Various researches have now provided firm scientific evidence that the unconscious mind plays a significantly potent role in mental life of human beings and the roots of self-deception seem to be in the mind’s ability to allay anxiety by distorting awareness. Keeping this in view the present state of affairs with which some politicians of our country are involved can be understood in better perspective. With the release of Panama Papers, many people including prominent public office holders came under fire for being in possession of assets beyond their known means. During the trial their argument centred around not only acknowledging ownership of assets but also expressing surprise over why they were being questioned about them. They sincerely did not believe that they had committed any crime in amassing wealth in their capacity as public office holders and they were probably entitled to skim off some of the cream in granting different government contracts. Of course paying taxes is the duty of the citizens of a country but not the law-makers sitting in the assemblies so even this aspect should be ignored.
This is what self-deception is all about. It is a mindset that was acquired through learning over a long period of time. Starting from the cradle in the lap of parents for whom material wealth takes precedence over moral values of their children, this continues throughout youth and mature age when the cluster of ‘courtiers’ sing undeserved praises and bow before their might Since no one ever dares to take their actions head-on, they falsely start believing in the validity of their wrongdoings, consequently becoming trapped into self-deception. While the accountability courts’ spears of accusations stand poised against them, they in sheer ‘innocence’ helplessly look towards their advocates for support. When reality is shown as troublesome a cozy calm can be maintained to deny pertinent facts and ignore key issues.
Some cognitive psychologists use the term “blind-sight” that is where one part of the mind can know something, while the part that supposedly knows what is going on—awareness—remains oblivious. According to late Emanuel Donchin (1935-29018), “Awareness is a limited capacity system. We don’t know—and don’t need to know—about most of the stuff the mind does. I have no idea how I search memory or get grammatically correct sentences out of my mouth. It’s hard enough to handle the little that reaches awareness. We’d be in terrible shape if everything were conscious.”
Perhaps these public office holders’ minds were playing tricks on them by ‘intelligently’ filtering the undesired information that could overwhelm their self-deceptions. Their warped perceptions of things place them in a world of make-believe where nothing they do is immoral or wrong.

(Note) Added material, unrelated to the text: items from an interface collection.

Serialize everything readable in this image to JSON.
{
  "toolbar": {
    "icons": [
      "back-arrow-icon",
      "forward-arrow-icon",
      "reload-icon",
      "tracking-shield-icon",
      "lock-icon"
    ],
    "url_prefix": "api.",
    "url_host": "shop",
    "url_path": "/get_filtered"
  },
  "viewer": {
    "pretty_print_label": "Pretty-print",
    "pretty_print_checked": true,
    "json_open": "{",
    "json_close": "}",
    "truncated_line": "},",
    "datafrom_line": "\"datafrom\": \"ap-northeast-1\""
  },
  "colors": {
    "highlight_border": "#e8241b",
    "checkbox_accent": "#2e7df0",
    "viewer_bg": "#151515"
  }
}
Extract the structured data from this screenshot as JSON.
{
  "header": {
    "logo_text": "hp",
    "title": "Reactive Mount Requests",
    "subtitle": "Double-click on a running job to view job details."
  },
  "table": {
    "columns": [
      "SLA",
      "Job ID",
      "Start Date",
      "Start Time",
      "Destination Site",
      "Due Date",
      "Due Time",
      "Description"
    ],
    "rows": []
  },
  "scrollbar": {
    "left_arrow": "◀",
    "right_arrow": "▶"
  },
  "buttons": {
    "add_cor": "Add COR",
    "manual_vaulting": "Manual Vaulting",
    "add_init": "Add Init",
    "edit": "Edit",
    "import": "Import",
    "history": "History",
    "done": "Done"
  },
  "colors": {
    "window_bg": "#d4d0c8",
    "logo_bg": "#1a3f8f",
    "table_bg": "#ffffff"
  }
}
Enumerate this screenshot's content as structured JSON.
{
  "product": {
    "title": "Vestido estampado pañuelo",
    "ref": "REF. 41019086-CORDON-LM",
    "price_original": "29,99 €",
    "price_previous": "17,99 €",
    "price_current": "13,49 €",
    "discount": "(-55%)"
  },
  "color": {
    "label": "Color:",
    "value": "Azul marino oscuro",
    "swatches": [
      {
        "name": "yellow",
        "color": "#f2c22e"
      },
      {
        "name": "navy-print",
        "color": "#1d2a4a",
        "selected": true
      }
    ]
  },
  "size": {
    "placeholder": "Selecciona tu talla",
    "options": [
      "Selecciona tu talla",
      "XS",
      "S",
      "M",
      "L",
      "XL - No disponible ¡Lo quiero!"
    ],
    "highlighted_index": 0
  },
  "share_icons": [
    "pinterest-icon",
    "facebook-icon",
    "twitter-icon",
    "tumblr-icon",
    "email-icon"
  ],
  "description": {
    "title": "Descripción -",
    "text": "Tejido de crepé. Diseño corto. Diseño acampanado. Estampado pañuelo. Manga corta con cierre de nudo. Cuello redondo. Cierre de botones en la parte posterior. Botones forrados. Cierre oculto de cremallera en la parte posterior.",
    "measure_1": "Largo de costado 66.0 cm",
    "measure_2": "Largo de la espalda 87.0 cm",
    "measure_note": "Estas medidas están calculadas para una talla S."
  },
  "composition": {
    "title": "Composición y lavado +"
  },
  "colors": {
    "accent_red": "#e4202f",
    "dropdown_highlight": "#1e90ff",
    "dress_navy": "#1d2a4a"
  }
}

The writer, lawyer and author, is an Adjunct Faculty at Lahore University of Management Sciences (LUMS)